Do you have a metaphor you use to explain the translation process and the role of the translator in bringing a piece from one language into another?
I take delight in metaphors others have come up with—gardener (Walter Benjamin), dancer (Khaled Mattawa), Janus-faced explorer (Lia Purpura), ventriloquist (can’t remember), to name just a few related to translators—but I don’t quite have one of my own. The very fact that we’re all trying to come up with metaphors that describe the process or the work we’re doing is fascinating. It says a great deal about the field of translation itself, how it seeks to define itself as this and that, as self and other. If pressed for a metaphor, I would gravitate toward some version of Chaim Nachman Bialik’s groom kissing the bride through the veil—translators and translated texts as lovers going through blissful times, hard times, and entanglements; lovers who may be committed, fickle, both self-centered and giving in their comingling. I’m not sure how Roland Barthes’s metaphor fits here, but it captures some of my approach to the languages between which I travel: “Language is a skin: I rub my language against the other. It is as if I had words instead of fingers, or fingers at the tip of my words. My language trembles with desire.”
Tell us about a current, or future, translation project that you're excited about.
I just finished a manuscript of translations from Liliana Ursu’s poetry and am getting ready to send it out. In a review of her previous collection in English (A Path to the Sea, translated by the author with Adam J. Sorkin and Tess Gallagher), I mentioned that she was a poet to whose work we would return “as if to a time capsule, for glimpses into what it meant, at some point, to sustain an interior life, find virtue in simplicity, and make each gesture count,” and I stand by that description. Her poems are deeply spiritual, illuminating, unassuming. I am very excited about this manuscript, which comprises a selection of poems from a number of Romanian collections. Here’s one piece:
CHIMNEY SWEEPERS BETWEEN MILLENIA
On earth, sweepers have little charm.
You have to watched them crucified above town
to really see them.
In the pub’s vaulting, their voices barely flicker,
far from the white smoke bought with life’s soot.
Here come the sweepers, lamb in arms,
in a town with no chimneys
in a time without lambs.
Sholeh Wolpé’s question: The lexical similarity of Romanian with Italian has been estimated at 77%, and modern Romanian vocabulary has been strongly influenced by French.
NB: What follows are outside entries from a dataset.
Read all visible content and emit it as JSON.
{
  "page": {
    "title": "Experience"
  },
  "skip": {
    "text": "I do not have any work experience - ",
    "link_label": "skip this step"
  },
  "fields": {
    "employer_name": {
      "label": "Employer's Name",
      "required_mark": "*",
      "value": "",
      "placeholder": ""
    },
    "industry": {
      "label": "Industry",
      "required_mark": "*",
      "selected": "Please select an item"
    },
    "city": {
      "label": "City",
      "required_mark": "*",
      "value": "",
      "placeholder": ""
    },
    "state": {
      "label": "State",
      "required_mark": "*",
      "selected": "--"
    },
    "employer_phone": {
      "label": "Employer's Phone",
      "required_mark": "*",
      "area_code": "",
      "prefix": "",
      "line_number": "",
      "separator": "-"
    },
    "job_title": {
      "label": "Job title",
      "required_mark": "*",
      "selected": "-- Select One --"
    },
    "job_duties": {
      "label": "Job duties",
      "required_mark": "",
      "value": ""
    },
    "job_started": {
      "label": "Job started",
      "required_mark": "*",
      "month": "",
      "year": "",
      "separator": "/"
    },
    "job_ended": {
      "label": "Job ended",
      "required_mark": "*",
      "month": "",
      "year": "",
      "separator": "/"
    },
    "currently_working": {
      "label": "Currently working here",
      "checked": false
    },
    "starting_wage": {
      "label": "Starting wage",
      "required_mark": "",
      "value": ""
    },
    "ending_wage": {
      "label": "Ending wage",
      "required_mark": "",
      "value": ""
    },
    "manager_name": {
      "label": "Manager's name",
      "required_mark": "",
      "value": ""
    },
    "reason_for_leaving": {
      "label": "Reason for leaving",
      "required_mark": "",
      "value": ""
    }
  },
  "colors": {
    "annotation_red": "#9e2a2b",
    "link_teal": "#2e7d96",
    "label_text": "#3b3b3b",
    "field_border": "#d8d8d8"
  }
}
In your opinion, are these influences positive or negative, and to what extent do they affect your translations?
Romanian has Indo-European roots and belongs to the same family of Romance languages as Italian, French, Spanish, and Portuguese. At the same time, all kinds of linguistic influences (Turkish, Slavic, Hungarian, Greek) have altered the predominantly Latin structure along its turbulent history. As a Romance-language speaker I do have certain advantages, yes, though less in terms of my own translation process. I translate only from Romanian into English (and a little bit from English into Romanian), but I lead multilanguage translation workshops in the low-residency MFA Program in Poetry and Poetry in Translation at Drew University, and I work with students translating from various Romance languages, so having that common pool is tremendously useful.